As well, the Health Ministry is investigating 13 Ornge-related incidents, including three deaths, to determine whether the care of patients was compromised in the name of profit.
Ornge emerged in 2006 out of the McGuinty government’s desire to shift services from bureaucrats to the private sector. The scandal has exposed what can happen when these ventures operate with little transparency or oversight: Taxpayers fund the organization and absorb the cost of potential business failures, while private sector partners pocket much of the profits.
Ms. Matthews said in an interview on Thursday that it is apparent to her now that Ornge must be more accountable. But critics want to know why it took her so long, as plenty of red flags were raised about Ornge.
Former New Democratic Party Leader Howard Hampton asked in November, 2010, how many for-profit companies Ornge had and whether Dr. Mazza and other executives were paid by more than one entity. Mr. Hampton, now a lawyer at Faskens specializing in mining and First Nations issues, said in an interview that he never got a response from Ms. Matthews.
Progressive Conservative MPP Frank Klees said in the legislature last April that there was no disclosure on whether public money was being used to subsidize the for-profit entities. But he, too, was rebuffed.
Ms. Matthews said officials at Ornge assured her that no public money was going into for-profit ventures.
“I think everyone’s feeling pretty let down,” she said. “We were lied to by Ornge on a number of occasions on a number of issues.”
The McGuinty government signed a performance agreement with Dr. Mazza in November, 2005, that gave Ornge a monopoly over the province’s air ambulance service. But the agreement was flawed, Ms. Matthews said. For starters, her ministry could not intervene in changes to Ornge’s corporate structure. And unlike officials at other publicly funded agencies, a source said, Ornge executives did not have to testify about the agency’s activities before an all-party committee of the legislature.
What also kept critics at bay, sources say, was the fact that Ornge’s strategies were given the seal of approval from top legal and accounting firms. According to documents obtained by The Globe, the country’s leading accounting firm, Price Waterhouse Coopers, and Davies Ward Phillips & Vineberg, another prominent Bay Street law firm, endorsed private-sector ventures.
PwC and Davies advised an independent committee of Ornge’s board last year that its plan to create private sector divisions was fair and legally sound. Shawn McReynolds, Davies' managing partner, declined to comment on Thursday.
A spokesman for Price Waterhouse Coopers was unable to offer immediate comment.
The Ministry of Health called in the OPP on Thursday as a result of the findings made by a team of forensic auditors from the Ministry of Finance, who have spent the past few weeks poring over Ornge's financial records. Sources said two transactions triggered the criminal probe: $1.2-million in loans made to Dr. Mazza that Ornge is now seeking to recover, and a $6.7-million payment Italian aviation company AgustaWestland channelled back to Ornge as part of the air ambulance’s purchase of 12 helicopters for $148-million.
A source close to Dr. Mazza said the loans were approved by the board.
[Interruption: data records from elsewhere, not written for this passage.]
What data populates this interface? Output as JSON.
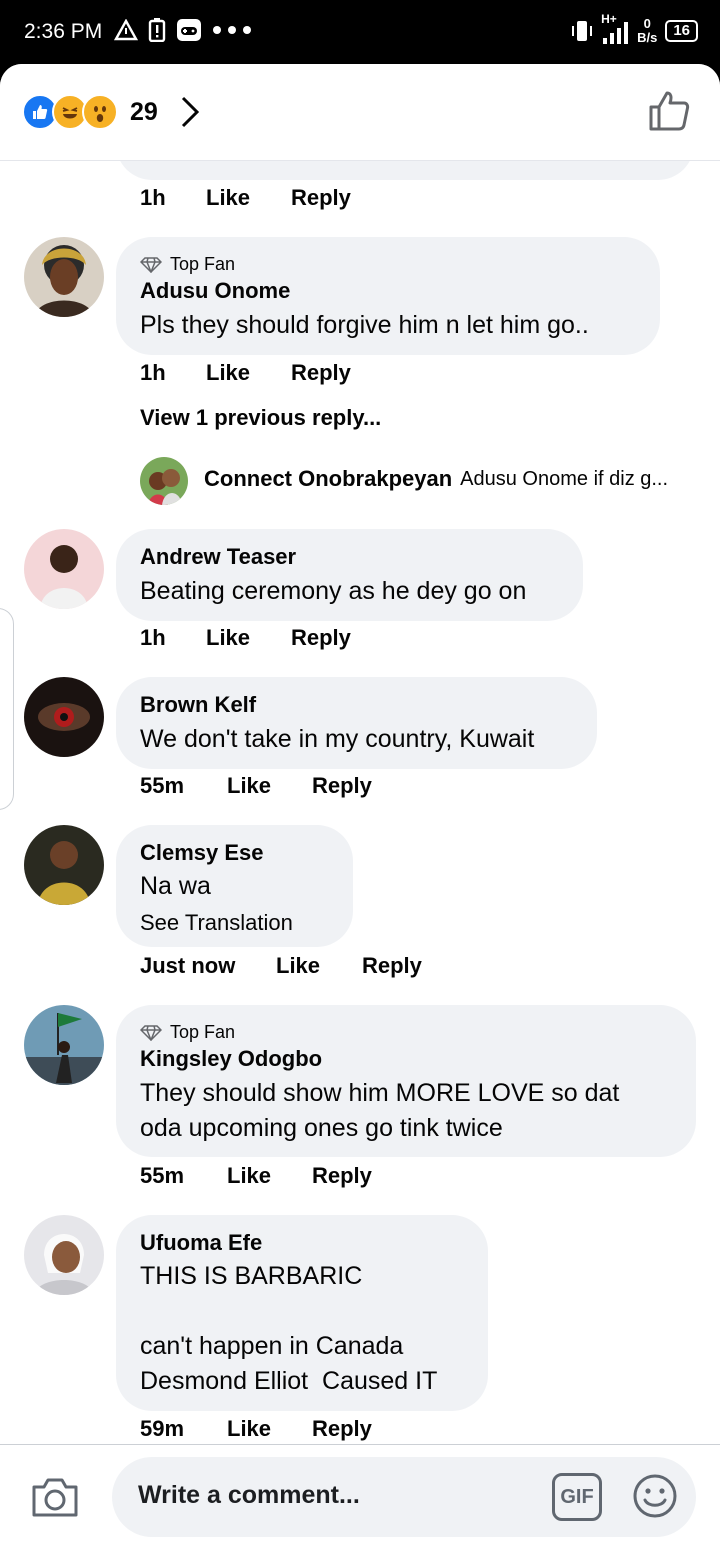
{
  "status_bar": {
    "time": "2:36 PM",
    "network": "H+",
    "speed_top": "0",
    "speed_unit": "B/s",
    "battery": "16"
  },
  "header": {
    "reaction_count": "29"
  },
  "truncated_comment": {
    "time": "1h",
    "like": "Like",
    "reply": "Reply"
  },
  "comments": [
    {
      "badge": "Top Fan",
      "name": "Adusu Onome",
      "text": "Pls they should forgive him n let him go..",
      "time": "1h",
      "like": "Like",
      "reply": "Reply"
    },
    {
      "name": "Andrew Teaser",
      "text": "Beating ceremony as he dey go on",
      "time": "1h",
      "like": "Like",
      "reply": "Reply"
    },
    {
      "name": "Brown Kelf",
      "text": "We don't take in my country, Kuwait",
      "time": "55m",
      "like": "Like",
      "reply": "Reply"
    },
    {
      "name": "Clemsy Ese",
      "text": "Na wa",
      "see_translation": "See Translation",
      "time": "Just now",
      "like": "Like",
      "reply": "Reply"
    },
    {
      "badge": "Top Fan",
      "name": "Kingsley Odogbo",
      "text_line1": "They should show him MORE LOVE so dat",
      "text_line2": "oda upcoming ones go tink twice",
      "time": "55m",
      "like": "Like",
      "reply": "Reply"
    },
    {
      "name": "Ufuoma Efe",
      "text_line1": "THIS IS BARBARIC",
      "text_line2": "can't happen in Canada",
      "text_line3": "Desmond Elliot  Caused IT",
      "time": "59m",
      "like": "Like",
      "reply": "Reply"
    }
  ],
  "thread": {
    "view_previous": "View 1 previous reply...",
    "reply_name": "Connect Onobrakpeyan",
    "reply_preview": "Adusu Onome if diz g..."
  },
  "composer": {
    "placeholder": "Write a comment...",
    "gif_label": "GIF"
  },
  "colors": {
    "bubble": "#f0f2f5",
    "like_blue": "#1877f2",
    "emoji_yellow": "#f7b125",
    "divider": "#e4e6eb"
  }
}
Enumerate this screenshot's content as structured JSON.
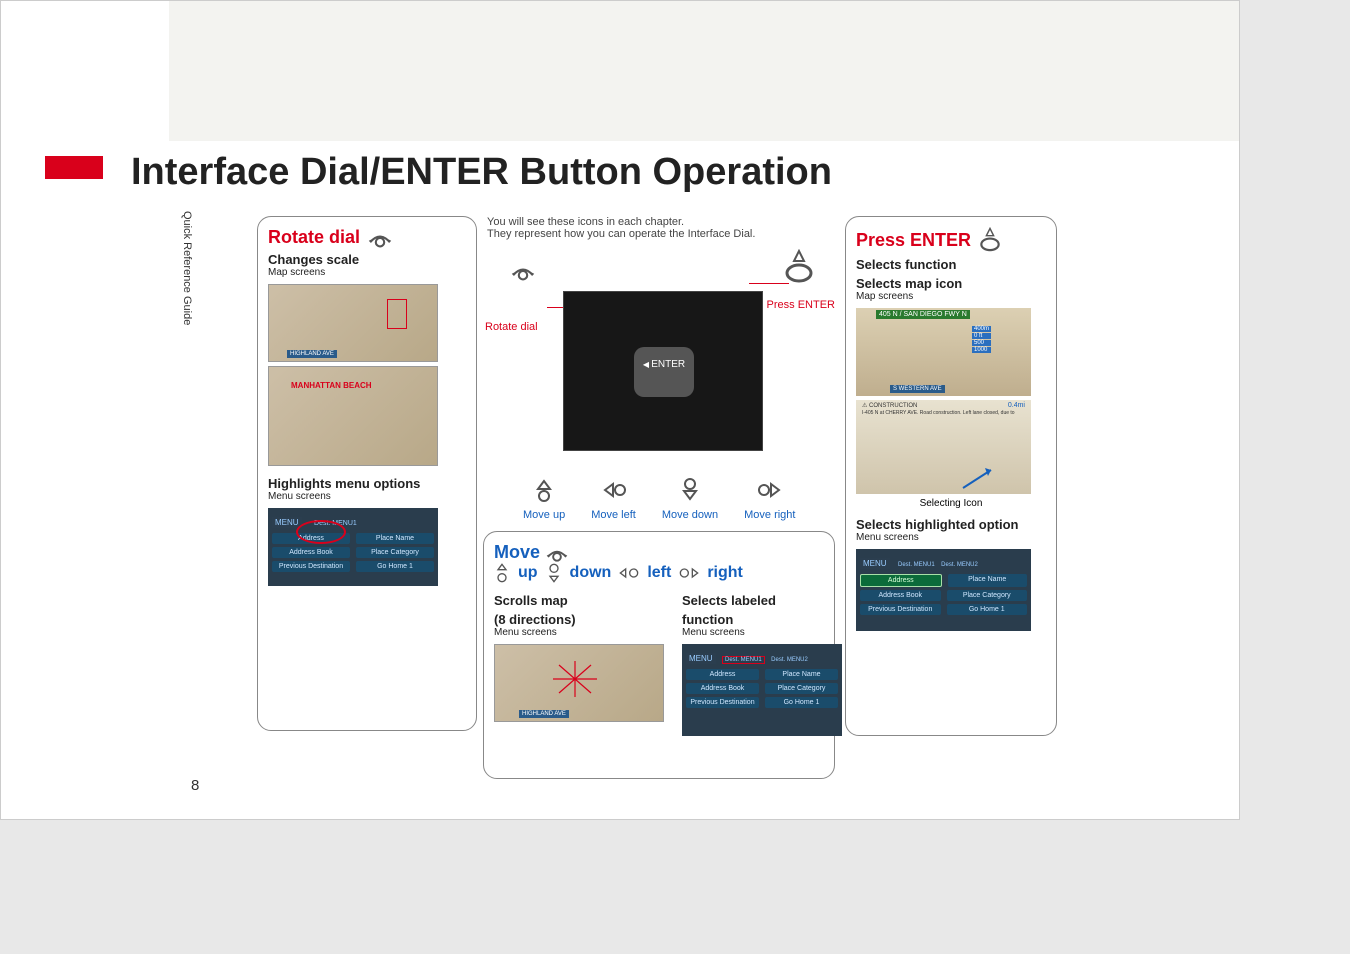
{
  "sidebar_text": "Quick Reference Guide",
  "page_number": "8",
  "title": "Interface Dial/ENTER Button Operation",
  "left_panel": {
    "rotate_label": "Rotate dial",
    "changes_scale": "Changes scale",
    "map_screens": "Map screens",
    "highlights_options": "Highlights menu options",
    "menu_screens": "Menu screens"
  },
  "center_top": {
    "line1": "You will see these icons in each chapter.",
    "line2": "They represent how you can operate the Interface Dial.",
    "rotate_dial": "Rotate dial",
    "press_enter": "Press ENTER",
    "enter_knob": "ENTER",
    "move_up": "Move up",
    "move_left": "Move left",
    "move_down": "Move down",
    "move_right": "Move right"
  },
  "center2": {
    "move": "Move",
    "up": "up",
    "down": "down",
    "left": "left",
    "right": "right",
    "scrolls_map": "Scrolls map",
    "eight_dir": "(8 directions)",
    "menu_screens": "Menu screens",
    "selects_labeled": "Selects labeled",
    "function": "function"
  },
  "right_panel": {
    "press_enter": "Press ENTER",
    "selects_function": "Selects function",
    "selects_map_icon": "Selects map icon",
    "map_screens": "Map screens",
    "selecting_icon": "Selecting Icon",
    "selects_highlighted": "Selects highlighted option",
    "menu_screens": "Menu screens"
  },
  "menu_items": {
    "hdr_left": "MENU",
    "hdr_mid": "Dest. MENU1",
    "hdr_right": "Dest. MENU2",
    "address": "Address",
    "place_name": "Place Name",
    "addr_book": "Address Book",
    "place_cat": "Place Category",
    "prev_dest": "Previous Destination",
    "go_home": "Go Home 1"
  },
  "map_text": {
    "highland": "HIGHLAND AVE",
    "manhattan": "MANHATTAN BEACH",
    "green_sign": "405  N / SAN DIEGO FWY N",
    "western": "S WESTERN AVE",
    "construction": "CONSTRUCTION",
    "constr_detail": "I-405 N at CHERRY AVE. Road construction. Left lane closed, due to",
    "dist": "0.4mi",
    "scale_400": "400m",
    "scale_0": "0 ft",
    "scale_500": "500",
    "scale_1000": "1000"
  }
}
He also said Dr. Mazza sought advice from Faskens on the “propriety” of the payment from Agusta. The source said Dr. Mazza is “not in a position to comment.”
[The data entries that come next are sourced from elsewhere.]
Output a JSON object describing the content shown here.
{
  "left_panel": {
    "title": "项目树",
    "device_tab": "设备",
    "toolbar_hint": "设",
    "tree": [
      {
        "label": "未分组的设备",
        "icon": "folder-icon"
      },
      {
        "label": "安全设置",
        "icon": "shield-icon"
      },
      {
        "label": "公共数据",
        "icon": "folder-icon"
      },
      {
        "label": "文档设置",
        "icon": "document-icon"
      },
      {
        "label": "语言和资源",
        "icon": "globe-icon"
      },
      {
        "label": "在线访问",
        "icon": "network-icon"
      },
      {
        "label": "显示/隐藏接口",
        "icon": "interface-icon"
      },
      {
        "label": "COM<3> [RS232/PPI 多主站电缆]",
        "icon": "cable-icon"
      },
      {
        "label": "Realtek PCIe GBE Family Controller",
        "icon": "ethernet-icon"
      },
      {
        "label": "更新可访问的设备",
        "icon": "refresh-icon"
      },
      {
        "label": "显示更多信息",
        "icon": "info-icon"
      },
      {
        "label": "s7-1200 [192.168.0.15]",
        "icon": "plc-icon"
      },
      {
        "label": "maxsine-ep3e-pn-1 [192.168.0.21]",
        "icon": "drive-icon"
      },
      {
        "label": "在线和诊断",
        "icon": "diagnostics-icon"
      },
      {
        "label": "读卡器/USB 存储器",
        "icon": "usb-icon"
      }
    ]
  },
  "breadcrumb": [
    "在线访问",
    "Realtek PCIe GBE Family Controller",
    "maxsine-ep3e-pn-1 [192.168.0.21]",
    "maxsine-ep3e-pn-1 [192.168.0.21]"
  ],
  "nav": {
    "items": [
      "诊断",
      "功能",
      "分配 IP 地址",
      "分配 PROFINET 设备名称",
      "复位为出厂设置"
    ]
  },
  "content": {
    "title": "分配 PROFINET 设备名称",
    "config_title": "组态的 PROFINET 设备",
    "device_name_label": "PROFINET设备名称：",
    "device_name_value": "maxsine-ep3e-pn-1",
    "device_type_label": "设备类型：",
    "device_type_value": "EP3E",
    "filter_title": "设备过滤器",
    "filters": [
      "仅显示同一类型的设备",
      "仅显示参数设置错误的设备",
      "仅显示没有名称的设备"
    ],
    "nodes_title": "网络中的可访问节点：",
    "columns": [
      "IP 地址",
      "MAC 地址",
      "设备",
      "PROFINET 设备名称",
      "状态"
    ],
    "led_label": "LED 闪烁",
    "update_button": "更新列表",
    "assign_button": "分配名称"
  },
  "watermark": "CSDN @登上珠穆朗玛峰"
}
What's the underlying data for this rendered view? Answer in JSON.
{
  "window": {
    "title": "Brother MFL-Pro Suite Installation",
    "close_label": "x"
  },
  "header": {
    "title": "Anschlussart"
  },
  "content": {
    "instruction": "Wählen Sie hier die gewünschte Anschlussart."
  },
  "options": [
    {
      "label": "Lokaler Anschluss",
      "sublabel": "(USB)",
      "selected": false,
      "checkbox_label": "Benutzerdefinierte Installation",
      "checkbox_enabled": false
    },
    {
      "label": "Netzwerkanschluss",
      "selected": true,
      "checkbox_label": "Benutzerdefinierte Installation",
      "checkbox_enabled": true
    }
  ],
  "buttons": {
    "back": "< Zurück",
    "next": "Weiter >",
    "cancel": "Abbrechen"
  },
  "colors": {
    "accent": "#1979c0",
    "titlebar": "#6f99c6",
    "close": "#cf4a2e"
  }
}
A Faskens' spokesman said the firm will not comment on matters now before the OPP.
Even as news broke of the police probe, it appeared to be business as usual at Ornge's headquarters in Mississauga. No police officers were in sight, couriers continued to make deliveries, and staff came and went through the afternoon. Most employees would not talk, but one said nothing unusual was happening inside.
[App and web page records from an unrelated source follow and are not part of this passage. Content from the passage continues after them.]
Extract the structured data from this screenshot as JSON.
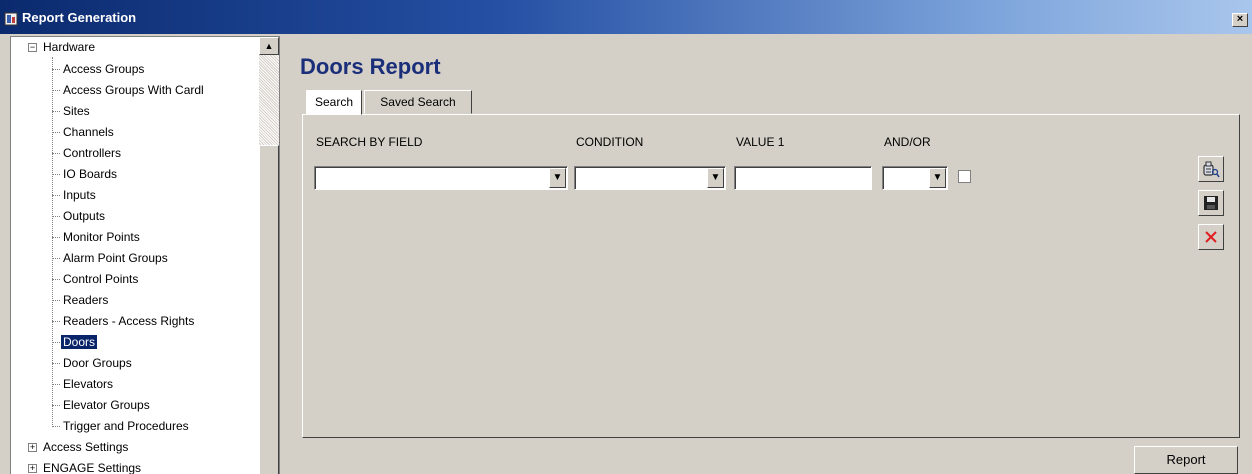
{
  "window": {
    "title": "Report Generation",
    "close_label": "×"
  },
  "tree": {
    "root_label": "Hardware",
    "items": [
      "Access Groups",
      "Access Groups With Cardl",
      "Sites",
      "Channels",
      "Controllers",
      "IO Boards",
      "Inputs",
      "Outputs",
      "Monitor Points",
      "Alarm Point Groups",
      "Control Points",
      "Readers",
      "Readers - Access Rights",
      "Doors",
      "Door Groups",
      "Elevators",
      "Elevator Groups",
      "Trigger and Procedures"
    ],
    "selected": "Doors",
    "siblings": [
      "Access Settings",
      "ENGAGE Settings"
    ],
    "collapse_glyph": "−",
    "expand_glyph": "+"
  },
  "report": {
    "title": "Doors Report",
    "tabs": [
      "Search",
      "Saved Search"
    ],
    "active_tab": "Search",
    "columns": {
      "field": "SEARCH BY FIELD",
      "condition": "CONDITION",
      "value1": "VALUE 1",
      "andor": "AND/OR"
    },
    "inputs": {
      "field": "",
      "condition": "",
      "value1": "",
      "andor": ""
    },
    "report_button": "Report"
  },
  "icons": {
    "search_icon": "search-icon",
    "save_icon": "save-icon",
    "delete_icon": "delete-icon",
    "dropdown_glyph": "▼",
    "scroll_up_glyph": "▲"
  }
}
At the legislature, Mr. Klees, the Tory MPP, called on Ms. Matthews to step aside until the probe is complete.
“I’m not going anywhere,” Ms. Matthews said. “I’ve got lots of work to do.”
With a report from Oliver Moore